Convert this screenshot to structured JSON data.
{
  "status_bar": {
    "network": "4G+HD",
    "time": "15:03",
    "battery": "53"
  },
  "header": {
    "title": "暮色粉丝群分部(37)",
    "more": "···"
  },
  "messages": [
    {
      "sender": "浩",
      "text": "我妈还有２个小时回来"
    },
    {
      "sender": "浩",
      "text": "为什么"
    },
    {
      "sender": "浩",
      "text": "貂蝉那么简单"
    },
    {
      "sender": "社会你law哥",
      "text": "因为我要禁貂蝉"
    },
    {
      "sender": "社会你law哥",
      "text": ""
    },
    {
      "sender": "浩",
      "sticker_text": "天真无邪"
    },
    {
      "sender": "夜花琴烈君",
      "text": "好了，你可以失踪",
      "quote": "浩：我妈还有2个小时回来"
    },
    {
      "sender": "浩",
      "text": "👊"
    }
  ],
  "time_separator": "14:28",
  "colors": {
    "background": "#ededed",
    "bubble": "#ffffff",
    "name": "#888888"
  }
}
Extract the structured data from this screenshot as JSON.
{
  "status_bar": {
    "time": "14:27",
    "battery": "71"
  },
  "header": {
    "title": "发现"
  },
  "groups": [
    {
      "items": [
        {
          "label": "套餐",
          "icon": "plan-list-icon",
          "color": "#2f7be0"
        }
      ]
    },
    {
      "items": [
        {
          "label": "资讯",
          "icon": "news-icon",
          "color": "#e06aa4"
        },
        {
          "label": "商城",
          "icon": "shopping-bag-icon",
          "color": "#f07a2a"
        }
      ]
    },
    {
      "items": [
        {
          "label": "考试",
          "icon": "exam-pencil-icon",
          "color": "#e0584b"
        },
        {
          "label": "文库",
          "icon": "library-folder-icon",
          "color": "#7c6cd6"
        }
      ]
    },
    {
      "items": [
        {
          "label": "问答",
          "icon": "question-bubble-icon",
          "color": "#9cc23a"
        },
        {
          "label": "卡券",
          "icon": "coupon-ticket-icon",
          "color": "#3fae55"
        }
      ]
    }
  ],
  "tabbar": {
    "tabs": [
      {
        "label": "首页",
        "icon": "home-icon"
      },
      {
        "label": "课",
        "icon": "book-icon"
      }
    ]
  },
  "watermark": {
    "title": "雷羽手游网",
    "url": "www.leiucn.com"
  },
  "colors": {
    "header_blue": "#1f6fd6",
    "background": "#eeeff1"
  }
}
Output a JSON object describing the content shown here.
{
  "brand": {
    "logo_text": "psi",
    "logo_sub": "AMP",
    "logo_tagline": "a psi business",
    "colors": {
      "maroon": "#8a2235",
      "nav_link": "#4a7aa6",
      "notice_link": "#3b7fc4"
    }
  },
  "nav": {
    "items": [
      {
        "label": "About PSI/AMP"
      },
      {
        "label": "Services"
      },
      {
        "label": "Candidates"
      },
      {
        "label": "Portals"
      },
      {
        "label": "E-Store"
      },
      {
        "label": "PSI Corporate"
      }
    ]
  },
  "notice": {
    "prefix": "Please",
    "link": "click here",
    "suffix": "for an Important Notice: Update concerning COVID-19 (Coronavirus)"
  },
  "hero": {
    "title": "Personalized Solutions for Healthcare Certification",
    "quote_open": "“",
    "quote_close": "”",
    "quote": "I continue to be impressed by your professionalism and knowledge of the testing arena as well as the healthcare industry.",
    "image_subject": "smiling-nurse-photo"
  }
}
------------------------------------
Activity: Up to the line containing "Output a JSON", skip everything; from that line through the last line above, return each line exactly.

Result of this task:
Output a JSON object describing the content shown here.
{
  "brand": {
    "logo_text": "psi",
    "logo_sub": "AMP",
    "logo_tagline": "a psi business",
    "colors": {
      "maroon": "#8a2235",
      "nav_link": "#4a7aa6",
      "notice_link": "#3b7fc4"
    }
  },
  "nav": {
    "items": [
      {
        "label": "About PSI/AMP"
      },
      {
        "label": "Services"
      },
      {
        "label": "Candidates"
      },
      {
        "label": "Portals"
      },
      {
        "label": "E-Store"
      },
      {
        "label": "PSI Corporate"
      }
    ]
  },
  "notice": {
    "prefix": "Please",
    "link": "click here",
    "suffix": "for an Important Notice: Update concerning COVID-19 (Coronavirus)"
  },
  "hero": {
    "title": "Personalized Solutions for Healthcare Certification",
    "quote_open": "“",
    "quote_close": "”",
    "quote": "I continue to be impressed by your professionalism and knowledge of the testing arena as well as the healthcare industry.",
    "image_subject": "smiling-nurse-photo"
  }
}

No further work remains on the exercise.